Emma Watson Pussy
War And Peace
your child will ask you: What awaits me in the life beyond
the tomb? What will you say to him when you know nothing? How
will you answer him? Will you leave him to the allurements of
the world and the devil? Thats not right," he said, and he
stopped, putting his head on one side and looking at Levin with
his kindly, gentle eyes.
Levin made no answer this time, not because he did not want to
enter upon a discussion with the priest, but because, so far, no
one had ever asked him such questions, and when his babes did ask
him those questions, it would be time enough to think about
"You are entering upon a time of life," pursued the priest, "when
you must choose your path and keep to it. Pray to God that He
may in His mercy aid you and have mercy on you!" he concluded.
"Our Lord and God, Jesus Christ, in the abundance and riches of
His lovingkindness, forgives this child..." and, finishing the
prayer of absolution, the priest blessed him and dismissed him.
On getting home that day, Levin had a delightful sense of relief
at the awkward position being over and having been got through
without his having to tell a lie. Apart from this, there
remained a vague memory that what the kind, nice old fellow had
said had not been at all so stupid as he had fancied at first,
and that there was something in it that must be cleared up.
"Of course, not now," thought Levin, "but some day later on."
Levin felt more than ever now that there was something not clear
and not clean in his soul, and that, in regard to religion, he
was in the same position which he perceived so clearly and
disliked in others, and for which he blamed his friend Sviazhsky.
Levin spent that evening with his betrothed at Dollys, and was
in very high spirits. To explain to Stepan Arkadyevitch the
state of excitement in which he found himself, he said that he
was happy like a dog being trained to jump through a hoop, who,
having at last caught the idea, and done what was required of
him, whines and wags its tail, and jumps up to the table and the
windows in its delight.
On the day of the wedding, according to the Russian custom (the
princess and Darya Alexandrovna insisted on strictly keeping all
the customs), Levin did not see his betrothed, and dined at his
hotel with three bachelor friends, casually brought together at
his rooms. These were Sergey Ivanovitch, Katavasov, a university
friend, now professor of natural science, whom Levin had met in
the street and insisted on taking home with him, and Tchirikov,
his best man, a Moscow conciliation-board judge, Levins
companion in his bear-hunts. The dinner was a very merry one:
Sergey Ivanovitch was in his happiest mood, and was much amused
by Katavasovs originality. Katavasov, feeling his originality
was appreciated and understood, made the most of it. Tchirikov
always gave a lively and good-humored support to conversation of
"See, now," said Katavasov, drawling his words from a habit
acquired in the lecture-room, "what a capable fellow was our
friend Konstantin Dmitrievitch. Im not speaking of present

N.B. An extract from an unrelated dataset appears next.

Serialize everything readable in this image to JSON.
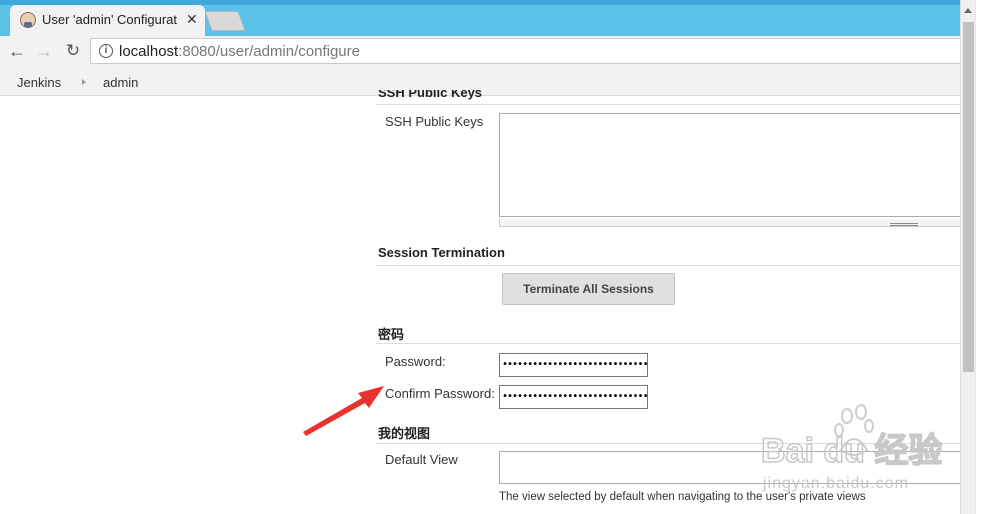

company, for hes absent. At the time he left the university he
was fond of science, took an interest in humanity; now one-half

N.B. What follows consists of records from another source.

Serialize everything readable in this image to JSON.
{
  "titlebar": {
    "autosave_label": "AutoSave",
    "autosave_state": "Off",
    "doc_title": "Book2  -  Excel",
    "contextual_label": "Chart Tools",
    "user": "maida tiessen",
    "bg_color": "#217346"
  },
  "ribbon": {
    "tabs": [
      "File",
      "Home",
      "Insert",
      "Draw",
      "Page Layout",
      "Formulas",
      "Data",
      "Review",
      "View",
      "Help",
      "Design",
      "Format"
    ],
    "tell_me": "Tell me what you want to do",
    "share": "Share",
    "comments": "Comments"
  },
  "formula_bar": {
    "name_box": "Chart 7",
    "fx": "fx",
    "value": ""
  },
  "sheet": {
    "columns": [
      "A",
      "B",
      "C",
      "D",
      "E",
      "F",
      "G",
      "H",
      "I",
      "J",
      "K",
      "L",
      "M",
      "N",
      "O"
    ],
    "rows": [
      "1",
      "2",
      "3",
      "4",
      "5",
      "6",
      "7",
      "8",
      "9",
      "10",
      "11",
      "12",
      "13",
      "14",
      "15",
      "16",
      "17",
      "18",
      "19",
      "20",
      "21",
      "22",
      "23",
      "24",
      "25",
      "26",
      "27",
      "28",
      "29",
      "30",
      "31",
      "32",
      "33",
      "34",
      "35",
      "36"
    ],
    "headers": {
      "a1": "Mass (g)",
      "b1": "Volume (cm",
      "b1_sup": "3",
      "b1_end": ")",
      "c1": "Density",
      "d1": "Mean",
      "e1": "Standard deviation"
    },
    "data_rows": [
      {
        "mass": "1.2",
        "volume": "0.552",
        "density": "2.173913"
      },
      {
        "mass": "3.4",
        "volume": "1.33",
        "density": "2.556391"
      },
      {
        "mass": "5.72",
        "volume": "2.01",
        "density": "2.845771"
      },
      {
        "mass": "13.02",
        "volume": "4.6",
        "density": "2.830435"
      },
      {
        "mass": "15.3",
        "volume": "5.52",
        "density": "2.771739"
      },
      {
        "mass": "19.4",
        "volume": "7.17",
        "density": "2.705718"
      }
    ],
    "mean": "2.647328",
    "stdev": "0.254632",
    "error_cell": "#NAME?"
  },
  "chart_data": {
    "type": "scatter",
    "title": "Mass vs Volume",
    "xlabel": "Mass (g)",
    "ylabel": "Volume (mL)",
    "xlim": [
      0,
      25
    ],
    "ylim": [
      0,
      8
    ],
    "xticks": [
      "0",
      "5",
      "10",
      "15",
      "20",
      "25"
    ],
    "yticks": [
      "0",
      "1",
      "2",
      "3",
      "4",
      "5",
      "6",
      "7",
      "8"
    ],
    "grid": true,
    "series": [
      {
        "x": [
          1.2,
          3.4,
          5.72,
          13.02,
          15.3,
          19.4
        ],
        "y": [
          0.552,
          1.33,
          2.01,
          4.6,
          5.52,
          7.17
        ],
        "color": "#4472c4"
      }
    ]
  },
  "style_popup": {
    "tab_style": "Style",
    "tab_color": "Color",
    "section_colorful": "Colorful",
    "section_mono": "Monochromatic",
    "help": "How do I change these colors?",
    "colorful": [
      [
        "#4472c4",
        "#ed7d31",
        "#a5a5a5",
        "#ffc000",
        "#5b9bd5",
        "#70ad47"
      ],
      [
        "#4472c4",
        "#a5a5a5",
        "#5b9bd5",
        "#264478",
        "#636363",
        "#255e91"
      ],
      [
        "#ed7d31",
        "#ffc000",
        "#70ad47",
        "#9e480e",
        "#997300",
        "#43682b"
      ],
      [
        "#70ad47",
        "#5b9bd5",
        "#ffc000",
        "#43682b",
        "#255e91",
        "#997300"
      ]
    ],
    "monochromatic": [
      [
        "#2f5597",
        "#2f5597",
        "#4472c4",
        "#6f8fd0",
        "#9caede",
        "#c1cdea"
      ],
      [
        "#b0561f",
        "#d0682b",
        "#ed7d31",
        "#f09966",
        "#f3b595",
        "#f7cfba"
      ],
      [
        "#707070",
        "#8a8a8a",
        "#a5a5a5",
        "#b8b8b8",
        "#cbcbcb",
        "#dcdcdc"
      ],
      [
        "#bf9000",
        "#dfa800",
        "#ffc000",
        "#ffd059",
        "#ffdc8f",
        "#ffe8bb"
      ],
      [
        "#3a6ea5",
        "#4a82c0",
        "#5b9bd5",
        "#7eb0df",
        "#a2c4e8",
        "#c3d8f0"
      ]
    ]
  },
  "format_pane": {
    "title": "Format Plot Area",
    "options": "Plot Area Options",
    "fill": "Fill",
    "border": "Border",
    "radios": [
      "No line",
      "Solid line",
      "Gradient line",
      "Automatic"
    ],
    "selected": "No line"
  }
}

of his abilities is devoted to deceiving himself, and the other
to justifying the deceit."
"A more determined enemy of matrimony than you I never saw," said
"Oh, no, Im not an enemy of matrimony. Im in favor of division

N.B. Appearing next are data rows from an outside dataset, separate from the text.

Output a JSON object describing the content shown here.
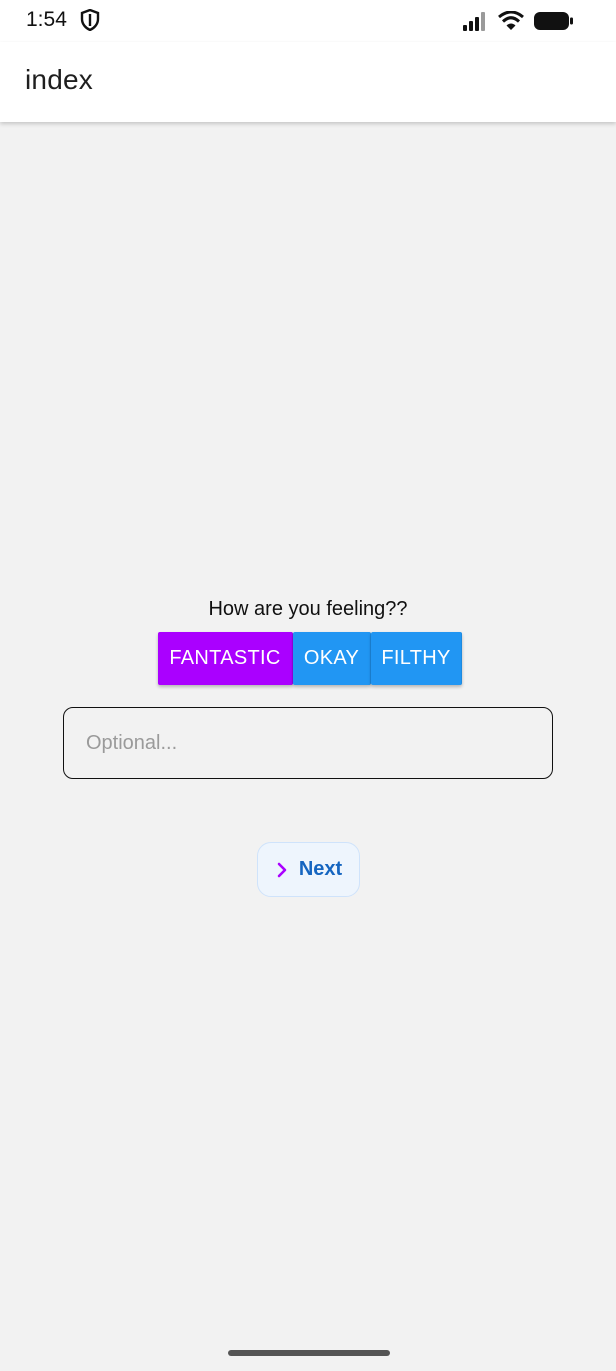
{
  "status_bar": {
    "time": "1:54",
    "icons": [
      "shield-icon",
      "signal-icon",
      "wifi-icon",
      "battery-icon"
    ]
  },
  "app_bar": {
    "title": "index"
  },
  "main": {
    "question": "How are you feeling??",
    "choices": [
      {
        "label": "FANTASTIC",
        "color": "#aa00ff",
        "selected": true
      },
      {
        "label": "OKAY",
        "color": "#2196f3",
        "selected": false
      },
      {
        "label": "FILTHY",
        "color": "#2196f3",
        "selected": false
      }
    ],
    "note_input": {
      "value": "",
      "placeholder": "Optional..."
    },
    "next_button": {
      "label": "Next",
      "icon": "chevron-right-icon",
      "icon_color": "#aa00ff",
      "label_color": "#1565c0"
    }
  },
  "colors": {
    "accent_selected": "#aa00ff",
    "accent_default": "#2196f3",
    "background": "#f2f2f2"
  }
}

of labor. People who can do nothing else ought to rear people
while the rest work for their happiness and enlightenment.
Thats how I look at it. To muddle up two trades is the error of
the amateur; Im not one of their number."
"How happy I shall be when I hear that youre in love!" said
Levin. "Please invite me to the wedding."
"Im in love now."
"Yes, with a cuttlefish! You know," Levin turned to his brother,
"Mihail Semyonovitch is writing a work on the digestive organs of
"Now, make a muddle of it! It doesnt matter what about. And
the fact is, I certainly do love cuttlefish."
"But thats no hindrance to your loving your wife."
"The cuttlefish is no hindrance. The wife is the hindrance."
"Oh, youll see!
Anna Karenina page 253 Anna Karenina page 255